Back when I first started reading Alistair MacLean, I was enthralled and wanted to share my find with the world. It was disconcerting to discover how hard writing a review was. "Hah!" you'll say. "How many words and posts have you made on the fellow in the last month, hmm?" Ah, but those are on him, on his style and the elements of his writing. In the intervening years enough has gelled for me to have a semi-coherent analysis.
But the plots, still no. Take, for example, Fear Is The Key, which I started last night and finished this morning. A good review should begin with a summary, no? Well, here's my summary:
I'm not being cute. In journalistic writing, I was able to focus on the W's (and the H) to get the point of the story across. Who, [did] What, When, Where, Why, and How. For a review, sometimes all of the W's would let out a spoiler. Easy enough to avoid, right? You just tell part of the answer, and maybe leave out a couple W's and the H that reveal too much. But for Fear Is The Key, the W's and the H are Spoiler City. I'll do an exercise and see what I come up with.
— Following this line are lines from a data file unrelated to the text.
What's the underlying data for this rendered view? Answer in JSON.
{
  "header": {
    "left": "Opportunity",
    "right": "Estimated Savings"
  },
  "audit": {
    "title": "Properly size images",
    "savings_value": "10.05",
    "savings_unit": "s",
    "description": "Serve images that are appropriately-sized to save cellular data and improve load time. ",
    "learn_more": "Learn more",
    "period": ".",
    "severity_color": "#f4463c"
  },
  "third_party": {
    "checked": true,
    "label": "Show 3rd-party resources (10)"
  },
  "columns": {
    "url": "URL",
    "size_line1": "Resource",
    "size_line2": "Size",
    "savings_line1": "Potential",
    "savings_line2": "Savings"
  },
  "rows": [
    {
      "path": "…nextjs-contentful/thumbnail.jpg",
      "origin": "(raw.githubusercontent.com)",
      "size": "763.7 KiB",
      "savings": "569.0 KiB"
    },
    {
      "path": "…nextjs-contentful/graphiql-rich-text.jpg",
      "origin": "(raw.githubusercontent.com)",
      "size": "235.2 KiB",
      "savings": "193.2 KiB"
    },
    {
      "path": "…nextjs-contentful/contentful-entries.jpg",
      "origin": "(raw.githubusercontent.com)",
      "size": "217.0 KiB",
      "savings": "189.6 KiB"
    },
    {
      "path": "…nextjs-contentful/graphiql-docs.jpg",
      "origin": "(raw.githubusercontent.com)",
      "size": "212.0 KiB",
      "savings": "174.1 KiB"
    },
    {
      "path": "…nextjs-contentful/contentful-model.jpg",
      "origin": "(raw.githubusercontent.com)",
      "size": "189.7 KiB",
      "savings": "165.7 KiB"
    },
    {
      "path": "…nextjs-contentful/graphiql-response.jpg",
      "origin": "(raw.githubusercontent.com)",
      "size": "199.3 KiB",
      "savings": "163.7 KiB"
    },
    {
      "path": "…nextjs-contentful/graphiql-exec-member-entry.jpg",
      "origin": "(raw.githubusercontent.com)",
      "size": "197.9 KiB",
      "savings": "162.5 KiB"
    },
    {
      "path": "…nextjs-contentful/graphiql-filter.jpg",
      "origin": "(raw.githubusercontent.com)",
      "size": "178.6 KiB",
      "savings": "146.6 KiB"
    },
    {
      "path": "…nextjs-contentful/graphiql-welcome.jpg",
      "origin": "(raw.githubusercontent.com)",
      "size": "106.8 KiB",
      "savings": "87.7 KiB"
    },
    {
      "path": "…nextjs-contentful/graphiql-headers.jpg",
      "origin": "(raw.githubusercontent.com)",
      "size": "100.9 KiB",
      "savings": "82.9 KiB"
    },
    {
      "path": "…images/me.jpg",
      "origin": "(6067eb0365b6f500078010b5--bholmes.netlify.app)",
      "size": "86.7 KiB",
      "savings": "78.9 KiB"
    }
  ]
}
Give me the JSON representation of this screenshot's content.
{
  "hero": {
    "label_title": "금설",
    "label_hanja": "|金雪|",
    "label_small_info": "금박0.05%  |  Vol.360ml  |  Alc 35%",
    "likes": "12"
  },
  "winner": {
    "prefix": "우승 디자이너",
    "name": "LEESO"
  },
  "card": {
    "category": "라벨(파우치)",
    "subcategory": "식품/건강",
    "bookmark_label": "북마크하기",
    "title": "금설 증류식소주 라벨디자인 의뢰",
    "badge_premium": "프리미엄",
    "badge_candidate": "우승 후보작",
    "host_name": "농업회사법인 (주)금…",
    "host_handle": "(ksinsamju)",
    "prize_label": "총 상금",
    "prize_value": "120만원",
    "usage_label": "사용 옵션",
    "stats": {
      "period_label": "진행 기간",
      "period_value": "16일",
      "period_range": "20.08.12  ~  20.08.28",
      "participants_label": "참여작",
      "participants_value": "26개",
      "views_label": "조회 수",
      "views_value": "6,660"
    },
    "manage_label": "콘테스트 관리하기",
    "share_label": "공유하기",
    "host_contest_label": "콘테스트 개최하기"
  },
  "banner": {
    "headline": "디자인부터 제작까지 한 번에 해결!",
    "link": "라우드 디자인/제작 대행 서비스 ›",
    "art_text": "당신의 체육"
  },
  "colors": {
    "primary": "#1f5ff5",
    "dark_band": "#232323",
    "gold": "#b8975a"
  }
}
Who: Uh... His name? John Talbot. But who is he? There's nothing I can say to that. In a MacLean story, identity and character are not confused or ambivalent. The reader simply doesn't know. That is, the intelligent reader doesn't know. The ordinary reader thinks he does, until he's been fooled two or three times and gives up.
[did] What: Definitely off limits. I can't offer even the tiniest smidgeon of the beginning of a hint, or you'll start guessing things.
When: Ah, well, this doesn't tell you much. 1962 or 1963, I think. The prologue is in 1958.
Where: Southeast Florida, partially, and partially off Key West on an oil rig. No, that is not any kind of a hint; you can't extrapolate from that unless you're really imaginative. Try it. I dare you. *g*
How: Double uh-uh.
Okay, we've got a protagonist, John Talbot, in Florida and the Gulf of Mexico in 1962. What kind of a summary is that? Is it anything to build a review on?
Now that I've maundered on enough to give this entry a more-than-respectable length, I might as well attempt something worthwhile about Fear Is The Key. So I don't have to restate it every two sentences, take it as a given that I could offer a less vague analysis if I didn't mind giving away plot points.
I think it's the saddest MacLean books I've read. I don't like sad books. I liked this one still because (1) it's a MacLean and (2) there's no dwelling on the sadness. It's shoved to the back of the reader's mind, just as it is in Talbot's. MacLean does not develop his characters by giving a psychological profile of their suffering. He gives the facts, and a poignant phrase, and allows human emotion to develop a deeper empathy than any words would create. Like in a Nero Wolfe I just read. To an acquaintance who'd just lost his only son, a flier, in Sicily: "I would hold up your heart if I could." From Wolfe, that irritable, contrary, unsympathetic genius, it's outrageous. Outrageous and heartbreaking.
Correspondingly, it's one of the least humorous MacLeans. Oh, his word choice is as much a delight as ever, and well-worthy of a few chuckles. But it's in first person from Talbot's point of view, and Talbot isn't in a very funny mood. He can still see the humor in things, but even his naturally dry humor is tinged by more than a little bitterness.
MacLean's more poetic titles, I ought to mention, are particularly apt, once the reader discovers what they mean. Night Without End, which takes place on the Greenland ice cap, refers to the endless darkness that falls when the midnight sun sets. Fear Is the Key and The Way to Dusty Death are even more integral to their plots.
My verdict? It's not in my absolute favorites list, but there's no real reason I can give. It's good, very good. The opening sequence/hundred pages/however many chapters is, ah, excellent reading. (Boy, he can mess with your mind!) And that's not to minimize the rest. No Save The World stuff, either. Just some rats who need a very definite squashing, and a man with a great desire to right a wrong.